Branch Co-President Judith Entwife models her suffragist attire during our Centennial year

AAUW has been advocating for gender equity locally for over 100 years! Our official charter for the Bellingham chapter of what was then the Association of College Alumnae was submitted in September, 1918, by a group of local women who met at the Bellingham YWCA, the same place we meet now. Over the years, we became the American Association of University Women Bellingham. With the continued expansion of our programs and membership beyond the Bellingham city limits, we are about to become AAUW Whatcom.

We began by raising money for college scholarships, supporting women in STEM and providing educational programming for our members, as we do today. Our first scholarship recipient was a 1919 graduate of Whatcom High School, who used the funds to attend the University of Washington. In 1921, we began our support of women in STEM with a donation to Marie Curie to buy radium for her experiments. As our first 25 years were bracketed by World Wars I and II, it should come as no surprise that our programs focused on national and international issues.

In the late 1920s, the branch added a Child Study Group and, by the 1940s, we had 14 study groups and a project to collect books to rebuild Russia’s ruined libraries.

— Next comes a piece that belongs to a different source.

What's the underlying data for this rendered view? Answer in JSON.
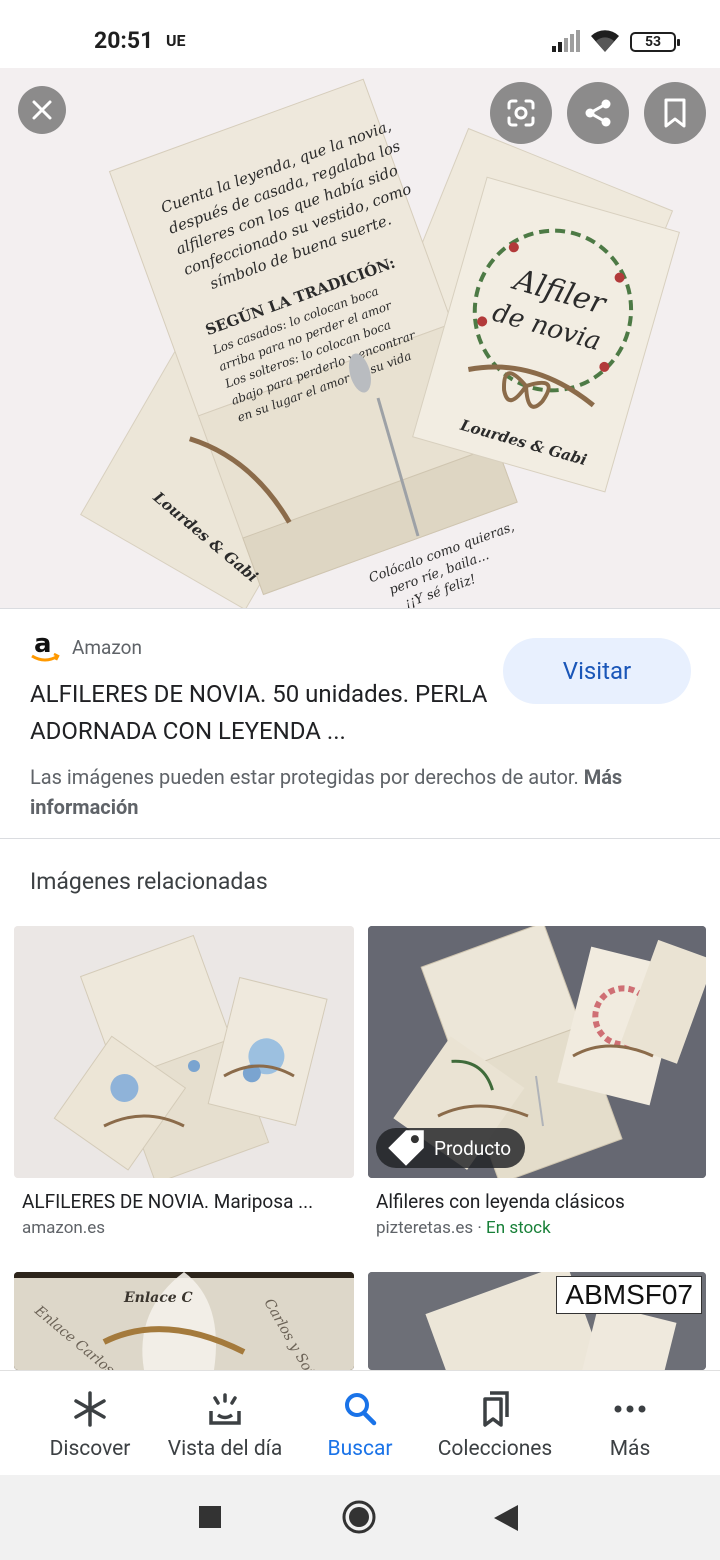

In the 50s, the Used Book Sale began, and our first Named Grant at Western Washington University was awarded with the proceeds. Since then, 113 Educational Foundation Named Grants have been awarded. The book sale continued for 48 years and became the main fundraiser for not only the AAUW endowment for Western’s Educational Foundation, but also for scholarships for women at Whatcom Community College and, more recently, Bellingham Technical College and Northwest Indian College.

In the 70s and 80s, members secured national AAUW Research and Project Endowment Grants. One funded the Bellingham Fish Book of recipes and information about our local fishing industry. A second grant was used for a hands-on education project about Northwest Coastal Native peoples. Supported by Whatcom County Museum of History, it was named “Kumtux Mamook,” and the workshop is still used in elementary schools throughout the county.

In 2002, the branch began the High School Scholars program to recognize the achievements of girls in Whatcom County who excel in STEM. The program is intended to motivate young women to advance their educations and consider careers in the disciplines of science, technology, engineering and math. In recent years, STEM has expanded to STEAM, recognizing achievements in arts and humanities, as well. Over 200 have been recognized to date.

Our branch has also been sponsoring rising eighth graders to week-long Tech Trek STEM camps since 2013. This year we plan to send 10 girls, which will bring our total to 44. The camps, on college campuses, are designed using national AAUW research to make STEM fields exciting and accessible to girls in middle school—the age when girls’ participation in these fields statistically drops. Activities speak to their curiosity, giving them opportunities to work with peers and women scientists and placing them on a path toward success.

AAUW Bellingham remains focused on the goals established a century ago, expanding the breadth and depth of our efforts. We’ve made it clear that our definitions include all those who identify as women and girls. We have made all our programs available both in Bellingham and throughout Whatcom County. We are recruiting more membership from beyond the city. And we hope that, through our growth, opportunities for women and girls continue to expand.